BEGIN

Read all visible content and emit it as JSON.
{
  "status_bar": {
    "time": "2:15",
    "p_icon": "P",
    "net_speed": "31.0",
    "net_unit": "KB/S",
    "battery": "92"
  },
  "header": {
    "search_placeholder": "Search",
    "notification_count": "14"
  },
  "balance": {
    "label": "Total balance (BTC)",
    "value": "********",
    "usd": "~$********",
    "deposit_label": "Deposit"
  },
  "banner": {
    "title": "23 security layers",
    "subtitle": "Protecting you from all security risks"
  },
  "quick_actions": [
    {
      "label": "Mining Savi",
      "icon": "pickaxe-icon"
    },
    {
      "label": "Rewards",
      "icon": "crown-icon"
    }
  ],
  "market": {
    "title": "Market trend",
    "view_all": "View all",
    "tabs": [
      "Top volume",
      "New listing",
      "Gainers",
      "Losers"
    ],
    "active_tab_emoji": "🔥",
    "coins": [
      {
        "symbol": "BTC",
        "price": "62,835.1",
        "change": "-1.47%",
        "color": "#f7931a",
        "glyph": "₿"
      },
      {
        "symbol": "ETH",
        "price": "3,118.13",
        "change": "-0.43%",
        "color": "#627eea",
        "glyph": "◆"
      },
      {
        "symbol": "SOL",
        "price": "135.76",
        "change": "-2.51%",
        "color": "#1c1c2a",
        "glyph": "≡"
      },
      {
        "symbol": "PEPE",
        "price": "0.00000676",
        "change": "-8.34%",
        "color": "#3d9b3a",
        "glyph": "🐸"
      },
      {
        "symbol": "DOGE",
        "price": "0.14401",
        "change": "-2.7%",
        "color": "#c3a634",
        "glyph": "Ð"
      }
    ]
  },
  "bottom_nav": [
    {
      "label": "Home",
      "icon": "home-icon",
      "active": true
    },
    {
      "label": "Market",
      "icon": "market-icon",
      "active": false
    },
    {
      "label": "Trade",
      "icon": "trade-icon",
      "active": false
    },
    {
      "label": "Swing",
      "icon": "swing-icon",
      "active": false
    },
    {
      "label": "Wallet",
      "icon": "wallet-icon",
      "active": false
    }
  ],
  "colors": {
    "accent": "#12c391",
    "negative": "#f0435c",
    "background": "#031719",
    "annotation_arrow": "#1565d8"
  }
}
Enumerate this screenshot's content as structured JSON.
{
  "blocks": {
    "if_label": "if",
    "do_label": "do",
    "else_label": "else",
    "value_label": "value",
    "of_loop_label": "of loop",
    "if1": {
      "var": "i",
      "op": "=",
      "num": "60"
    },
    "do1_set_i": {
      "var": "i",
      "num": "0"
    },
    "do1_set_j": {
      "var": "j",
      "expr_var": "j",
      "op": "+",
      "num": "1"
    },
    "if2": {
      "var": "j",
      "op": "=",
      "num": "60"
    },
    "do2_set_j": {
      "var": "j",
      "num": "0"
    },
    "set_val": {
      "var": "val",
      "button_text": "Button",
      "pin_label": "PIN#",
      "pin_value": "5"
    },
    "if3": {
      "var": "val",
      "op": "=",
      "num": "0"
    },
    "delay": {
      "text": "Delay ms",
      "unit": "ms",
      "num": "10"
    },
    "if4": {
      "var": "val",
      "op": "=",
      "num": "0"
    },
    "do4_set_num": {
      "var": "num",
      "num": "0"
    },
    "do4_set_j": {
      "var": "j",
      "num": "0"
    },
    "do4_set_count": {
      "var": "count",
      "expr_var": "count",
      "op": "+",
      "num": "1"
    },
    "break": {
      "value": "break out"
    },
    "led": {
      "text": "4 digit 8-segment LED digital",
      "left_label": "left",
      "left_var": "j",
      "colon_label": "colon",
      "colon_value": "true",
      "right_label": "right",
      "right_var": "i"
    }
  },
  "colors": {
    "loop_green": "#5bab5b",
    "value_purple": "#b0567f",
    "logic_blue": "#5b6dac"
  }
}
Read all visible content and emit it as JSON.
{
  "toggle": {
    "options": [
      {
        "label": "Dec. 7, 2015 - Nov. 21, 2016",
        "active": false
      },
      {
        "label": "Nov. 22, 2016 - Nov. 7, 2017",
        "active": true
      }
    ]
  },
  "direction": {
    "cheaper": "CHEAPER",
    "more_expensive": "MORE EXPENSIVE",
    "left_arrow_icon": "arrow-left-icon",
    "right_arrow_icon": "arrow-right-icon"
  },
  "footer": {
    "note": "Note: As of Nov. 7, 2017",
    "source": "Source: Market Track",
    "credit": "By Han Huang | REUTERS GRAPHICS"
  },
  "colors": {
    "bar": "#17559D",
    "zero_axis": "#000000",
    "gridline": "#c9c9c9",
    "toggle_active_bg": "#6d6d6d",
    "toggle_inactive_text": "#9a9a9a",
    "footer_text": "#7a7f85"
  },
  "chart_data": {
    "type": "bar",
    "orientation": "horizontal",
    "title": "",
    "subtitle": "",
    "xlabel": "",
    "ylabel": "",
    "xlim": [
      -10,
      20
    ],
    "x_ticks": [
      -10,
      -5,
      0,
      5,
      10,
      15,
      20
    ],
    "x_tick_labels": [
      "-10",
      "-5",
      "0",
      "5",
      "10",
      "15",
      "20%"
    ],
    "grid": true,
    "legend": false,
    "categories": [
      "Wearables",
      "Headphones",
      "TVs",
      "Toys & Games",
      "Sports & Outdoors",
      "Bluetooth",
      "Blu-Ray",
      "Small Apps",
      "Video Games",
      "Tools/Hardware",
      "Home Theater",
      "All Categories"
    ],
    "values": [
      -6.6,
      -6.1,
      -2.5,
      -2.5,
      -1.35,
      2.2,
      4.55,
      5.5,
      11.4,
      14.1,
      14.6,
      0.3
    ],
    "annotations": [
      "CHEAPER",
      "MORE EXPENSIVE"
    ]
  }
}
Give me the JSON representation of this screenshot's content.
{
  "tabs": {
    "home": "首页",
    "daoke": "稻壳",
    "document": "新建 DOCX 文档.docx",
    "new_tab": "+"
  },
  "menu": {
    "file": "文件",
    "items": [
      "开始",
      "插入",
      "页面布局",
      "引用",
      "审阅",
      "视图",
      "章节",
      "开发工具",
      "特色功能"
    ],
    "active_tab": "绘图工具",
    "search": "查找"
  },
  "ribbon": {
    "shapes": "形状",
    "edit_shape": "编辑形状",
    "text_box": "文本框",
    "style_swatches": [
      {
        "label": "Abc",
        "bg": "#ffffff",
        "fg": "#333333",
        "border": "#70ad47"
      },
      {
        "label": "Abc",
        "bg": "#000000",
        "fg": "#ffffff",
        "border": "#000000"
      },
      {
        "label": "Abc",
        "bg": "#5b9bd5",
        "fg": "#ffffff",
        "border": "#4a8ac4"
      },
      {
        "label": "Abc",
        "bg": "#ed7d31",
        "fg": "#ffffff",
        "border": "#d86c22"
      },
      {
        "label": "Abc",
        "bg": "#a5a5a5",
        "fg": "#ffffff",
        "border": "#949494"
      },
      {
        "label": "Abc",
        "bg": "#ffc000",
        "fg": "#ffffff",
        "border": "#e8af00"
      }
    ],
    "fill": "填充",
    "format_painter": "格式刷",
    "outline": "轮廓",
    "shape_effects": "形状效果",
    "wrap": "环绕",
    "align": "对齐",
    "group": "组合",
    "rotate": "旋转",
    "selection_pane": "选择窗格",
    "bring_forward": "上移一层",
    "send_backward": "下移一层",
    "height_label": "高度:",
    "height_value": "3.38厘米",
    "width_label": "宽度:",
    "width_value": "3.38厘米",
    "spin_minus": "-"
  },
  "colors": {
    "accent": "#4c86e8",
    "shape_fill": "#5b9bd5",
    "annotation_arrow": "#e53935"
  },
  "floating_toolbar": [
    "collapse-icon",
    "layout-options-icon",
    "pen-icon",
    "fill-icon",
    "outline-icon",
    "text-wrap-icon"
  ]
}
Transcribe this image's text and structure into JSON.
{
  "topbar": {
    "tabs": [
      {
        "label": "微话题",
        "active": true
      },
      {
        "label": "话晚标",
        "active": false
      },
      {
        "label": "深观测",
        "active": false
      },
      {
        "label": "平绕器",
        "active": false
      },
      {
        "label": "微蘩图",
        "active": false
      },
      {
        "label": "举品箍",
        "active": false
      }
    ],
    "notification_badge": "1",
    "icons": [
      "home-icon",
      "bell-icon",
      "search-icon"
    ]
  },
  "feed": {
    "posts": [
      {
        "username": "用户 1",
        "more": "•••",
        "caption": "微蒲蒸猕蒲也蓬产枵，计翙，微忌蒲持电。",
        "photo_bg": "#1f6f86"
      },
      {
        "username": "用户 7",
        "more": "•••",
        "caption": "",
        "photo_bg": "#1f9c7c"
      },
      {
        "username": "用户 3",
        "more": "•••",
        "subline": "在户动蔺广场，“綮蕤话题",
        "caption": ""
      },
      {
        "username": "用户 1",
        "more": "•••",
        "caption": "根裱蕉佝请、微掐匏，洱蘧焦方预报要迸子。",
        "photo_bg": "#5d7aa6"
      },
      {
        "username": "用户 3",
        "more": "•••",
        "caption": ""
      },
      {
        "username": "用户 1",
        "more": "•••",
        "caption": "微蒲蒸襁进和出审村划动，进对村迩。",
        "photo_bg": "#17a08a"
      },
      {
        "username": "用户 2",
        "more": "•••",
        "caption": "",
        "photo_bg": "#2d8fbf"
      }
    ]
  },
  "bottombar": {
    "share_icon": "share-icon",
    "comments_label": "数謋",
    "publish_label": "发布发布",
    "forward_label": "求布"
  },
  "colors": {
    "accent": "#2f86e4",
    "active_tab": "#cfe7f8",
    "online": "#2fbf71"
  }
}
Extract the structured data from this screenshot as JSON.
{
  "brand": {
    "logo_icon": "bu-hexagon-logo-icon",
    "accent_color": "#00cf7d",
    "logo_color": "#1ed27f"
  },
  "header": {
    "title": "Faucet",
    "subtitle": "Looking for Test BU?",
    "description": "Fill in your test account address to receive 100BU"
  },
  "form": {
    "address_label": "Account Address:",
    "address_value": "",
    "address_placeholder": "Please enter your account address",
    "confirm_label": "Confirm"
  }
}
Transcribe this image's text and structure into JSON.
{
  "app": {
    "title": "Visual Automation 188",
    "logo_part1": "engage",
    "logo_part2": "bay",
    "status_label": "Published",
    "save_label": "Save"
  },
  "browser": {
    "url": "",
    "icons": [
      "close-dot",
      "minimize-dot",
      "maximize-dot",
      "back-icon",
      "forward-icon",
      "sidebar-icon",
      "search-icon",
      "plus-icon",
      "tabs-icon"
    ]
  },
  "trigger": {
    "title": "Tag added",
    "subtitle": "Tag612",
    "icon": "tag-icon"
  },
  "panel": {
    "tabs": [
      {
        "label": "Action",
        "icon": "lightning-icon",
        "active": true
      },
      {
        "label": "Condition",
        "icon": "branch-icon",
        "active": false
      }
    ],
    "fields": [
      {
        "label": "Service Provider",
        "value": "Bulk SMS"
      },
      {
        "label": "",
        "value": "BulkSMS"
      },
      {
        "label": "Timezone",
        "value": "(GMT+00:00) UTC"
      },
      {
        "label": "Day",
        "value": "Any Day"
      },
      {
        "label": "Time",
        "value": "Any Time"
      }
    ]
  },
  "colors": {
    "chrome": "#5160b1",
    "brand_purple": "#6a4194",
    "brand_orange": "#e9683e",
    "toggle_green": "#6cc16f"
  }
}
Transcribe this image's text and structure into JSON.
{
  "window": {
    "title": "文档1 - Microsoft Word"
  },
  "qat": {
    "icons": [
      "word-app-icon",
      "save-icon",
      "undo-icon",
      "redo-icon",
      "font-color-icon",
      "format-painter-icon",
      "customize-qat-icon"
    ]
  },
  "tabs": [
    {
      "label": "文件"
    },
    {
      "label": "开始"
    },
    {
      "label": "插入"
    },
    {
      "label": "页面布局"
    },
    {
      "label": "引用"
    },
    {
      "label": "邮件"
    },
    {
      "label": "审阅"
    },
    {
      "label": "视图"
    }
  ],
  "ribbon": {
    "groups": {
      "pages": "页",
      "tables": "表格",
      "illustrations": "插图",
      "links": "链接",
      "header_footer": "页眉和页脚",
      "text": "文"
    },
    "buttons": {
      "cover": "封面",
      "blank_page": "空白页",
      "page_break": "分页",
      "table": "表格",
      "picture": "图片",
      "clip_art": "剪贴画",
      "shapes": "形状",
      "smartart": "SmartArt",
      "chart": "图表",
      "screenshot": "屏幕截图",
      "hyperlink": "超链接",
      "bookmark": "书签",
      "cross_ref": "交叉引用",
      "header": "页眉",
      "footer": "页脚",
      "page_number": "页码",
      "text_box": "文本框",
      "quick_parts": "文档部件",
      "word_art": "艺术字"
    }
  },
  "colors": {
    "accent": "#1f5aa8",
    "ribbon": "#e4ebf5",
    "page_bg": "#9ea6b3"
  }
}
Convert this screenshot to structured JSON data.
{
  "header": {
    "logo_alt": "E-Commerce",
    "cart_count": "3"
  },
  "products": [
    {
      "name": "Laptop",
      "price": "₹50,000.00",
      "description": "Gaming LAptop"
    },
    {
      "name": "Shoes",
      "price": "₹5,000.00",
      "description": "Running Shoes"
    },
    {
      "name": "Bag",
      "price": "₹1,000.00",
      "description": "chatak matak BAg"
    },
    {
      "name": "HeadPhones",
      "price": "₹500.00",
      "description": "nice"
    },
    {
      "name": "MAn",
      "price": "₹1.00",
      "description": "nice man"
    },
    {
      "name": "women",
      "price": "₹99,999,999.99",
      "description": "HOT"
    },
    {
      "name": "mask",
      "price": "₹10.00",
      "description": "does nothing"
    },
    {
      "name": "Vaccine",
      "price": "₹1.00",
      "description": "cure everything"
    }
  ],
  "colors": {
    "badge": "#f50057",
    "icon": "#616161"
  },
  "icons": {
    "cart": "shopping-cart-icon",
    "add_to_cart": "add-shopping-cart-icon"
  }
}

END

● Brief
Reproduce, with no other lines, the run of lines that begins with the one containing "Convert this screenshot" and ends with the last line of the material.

● Solution to the exercise
Convert this screenshot to structured JSON data.
{
  "header": {
    "logo_alt": "E-Commerce",
    "cart_count": "3"
  },
  "products": [
    {
      "name": "Laptop",
      "price": "₹50,000.00",
      "description": "Gaming LAptop"
    },
    {
      "name": "Shoes",
      "price": "₹5,000.00",
      "description": "Running Shoes"
    },
    {
      "name": "Bag",
      "price": "₹1,000.00",
      "description": "chatak matak BAg"
    },
    {
      "name": "HeadPhones",
      "price": "₹500.00",
      "description": "nice"
    },
    {
      "name": "MAn",
      "price": "₹1.00",
      "description": "nice man"
    },
    {
      "name": "women",
      "price": "₹99,999,999.99",
      "description": "HOT"
    },
    {
      "name": "mask",
      "price": "₹10.00",
      "description": "does nothing"
    },
    {
      "name": "Vaccine",
      "price": "₹1.00",
      "description": "cure everything"
    }
  ],
  "colors": {
    "badge": "#f50057",
    "icon": "#616161"
  },
  "icons": {
    "cart": "shopping-cart-icon",
    "add_to_cart": "add-shopping-cart-icon"
  }
}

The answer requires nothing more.